[Material provided Boundary: Start]

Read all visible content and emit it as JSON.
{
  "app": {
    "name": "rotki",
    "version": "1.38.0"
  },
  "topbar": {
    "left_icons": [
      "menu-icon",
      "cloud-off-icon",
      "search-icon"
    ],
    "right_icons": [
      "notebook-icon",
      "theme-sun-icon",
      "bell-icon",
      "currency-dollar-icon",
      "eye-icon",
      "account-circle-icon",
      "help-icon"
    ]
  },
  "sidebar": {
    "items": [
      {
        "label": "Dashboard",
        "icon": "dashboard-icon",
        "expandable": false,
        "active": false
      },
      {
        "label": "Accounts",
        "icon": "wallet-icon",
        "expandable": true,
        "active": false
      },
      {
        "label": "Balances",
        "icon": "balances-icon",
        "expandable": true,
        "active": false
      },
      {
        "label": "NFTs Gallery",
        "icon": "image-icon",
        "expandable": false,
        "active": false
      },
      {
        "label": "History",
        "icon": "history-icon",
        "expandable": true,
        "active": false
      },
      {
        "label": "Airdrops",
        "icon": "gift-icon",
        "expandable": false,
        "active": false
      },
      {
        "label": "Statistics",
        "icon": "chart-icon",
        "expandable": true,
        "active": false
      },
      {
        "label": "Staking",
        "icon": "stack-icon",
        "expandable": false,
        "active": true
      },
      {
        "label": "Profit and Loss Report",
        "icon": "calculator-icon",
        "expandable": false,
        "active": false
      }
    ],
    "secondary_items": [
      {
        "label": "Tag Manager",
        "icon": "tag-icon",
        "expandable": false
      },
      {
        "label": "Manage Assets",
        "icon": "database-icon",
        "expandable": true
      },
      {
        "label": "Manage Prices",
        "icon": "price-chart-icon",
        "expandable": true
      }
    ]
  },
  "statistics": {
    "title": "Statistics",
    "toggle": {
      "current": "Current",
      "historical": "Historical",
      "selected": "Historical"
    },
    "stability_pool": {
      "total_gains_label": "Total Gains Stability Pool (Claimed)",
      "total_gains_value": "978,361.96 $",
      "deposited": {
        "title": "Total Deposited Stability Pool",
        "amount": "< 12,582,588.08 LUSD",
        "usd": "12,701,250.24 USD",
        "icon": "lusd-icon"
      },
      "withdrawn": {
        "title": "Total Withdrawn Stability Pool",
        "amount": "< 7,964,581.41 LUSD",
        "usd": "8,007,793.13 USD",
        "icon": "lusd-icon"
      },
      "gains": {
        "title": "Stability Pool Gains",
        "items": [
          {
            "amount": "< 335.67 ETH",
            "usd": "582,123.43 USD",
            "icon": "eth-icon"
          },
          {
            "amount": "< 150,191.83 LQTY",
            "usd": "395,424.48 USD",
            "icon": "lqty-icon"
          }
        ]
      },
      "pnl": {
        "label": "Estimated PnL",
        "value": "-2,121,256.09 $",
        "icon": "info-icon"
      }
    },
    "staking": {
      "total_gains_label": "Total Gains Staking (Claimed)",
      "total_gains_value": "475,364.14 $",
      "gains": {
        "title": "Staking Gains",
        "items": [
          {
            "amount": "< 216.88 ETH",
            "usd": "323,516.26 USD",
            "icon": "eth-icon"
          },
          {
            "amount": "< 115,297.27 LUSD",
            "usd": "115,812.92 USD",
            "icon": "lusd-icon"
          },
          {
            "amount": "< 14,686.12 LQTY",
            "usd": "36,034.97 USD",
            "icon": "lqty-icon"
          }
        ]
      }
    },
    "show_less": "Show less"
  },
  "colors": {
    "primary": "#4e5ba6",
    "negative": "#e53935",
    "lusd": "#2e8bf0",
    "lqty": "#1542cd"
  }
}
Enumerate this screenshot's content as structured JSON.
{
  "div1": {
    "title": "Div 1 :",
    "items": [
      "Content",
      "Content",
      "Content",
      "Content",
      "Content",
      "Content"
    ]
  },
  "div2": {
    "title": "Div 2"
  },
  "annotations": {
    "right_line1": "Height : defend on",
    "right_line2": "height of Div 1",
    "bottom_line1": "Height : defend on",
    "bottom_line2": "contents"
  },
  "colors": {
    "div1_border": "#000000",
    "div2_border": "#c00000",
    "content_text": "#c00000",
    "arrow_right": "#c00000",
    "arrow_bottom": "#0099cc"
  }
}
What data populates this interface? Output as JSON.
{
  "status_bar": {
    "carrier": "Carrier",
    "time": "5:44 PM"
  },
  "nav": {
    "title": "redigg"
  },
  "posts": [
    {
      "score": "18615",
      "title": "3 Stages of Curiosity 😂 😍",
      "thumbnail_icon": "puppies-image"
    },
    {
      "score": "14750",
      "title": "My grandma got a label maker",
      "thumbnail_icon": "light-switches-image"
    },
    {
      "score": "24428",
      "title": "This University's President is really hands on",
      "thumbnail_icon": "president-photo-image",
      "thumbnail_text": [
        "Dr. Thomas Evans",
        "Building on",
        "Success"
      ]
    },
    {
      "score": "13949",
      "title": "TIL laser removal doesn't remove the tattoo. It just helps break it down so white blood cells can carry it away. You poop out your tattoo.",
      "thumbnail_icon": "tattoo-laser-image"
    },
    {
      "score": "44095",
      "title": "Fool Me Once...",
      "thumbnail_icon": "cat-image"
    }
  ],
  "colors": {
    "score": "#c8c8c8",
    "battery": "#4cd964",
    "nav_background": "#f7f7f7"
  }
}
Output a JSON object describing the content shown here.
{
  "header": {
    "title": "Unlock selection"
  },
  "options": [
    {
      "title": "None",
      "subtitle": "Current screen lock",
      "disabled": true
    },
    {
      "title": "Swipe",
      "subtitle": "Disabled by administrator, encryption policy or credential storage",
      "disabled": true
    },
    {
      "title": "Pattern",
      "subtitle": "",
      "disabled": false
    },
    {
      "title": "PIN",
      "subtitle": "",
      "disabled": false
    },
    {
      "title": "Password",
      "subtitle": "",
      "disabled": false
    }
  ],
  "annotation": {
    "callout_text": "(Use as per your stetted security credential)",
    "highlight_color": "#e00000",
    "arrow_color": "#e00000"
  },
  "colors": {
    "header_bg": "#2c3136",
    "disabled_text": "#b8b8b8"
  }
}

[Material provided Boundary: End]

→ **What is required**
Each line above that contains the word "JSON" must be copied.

→ **Response area**
Read all visible content and emit it as JSON.
Enumerate this screenshot's content as structured JSON.
What data populates this interface? Output as JSON.
Output a JSON object describing the content shown here.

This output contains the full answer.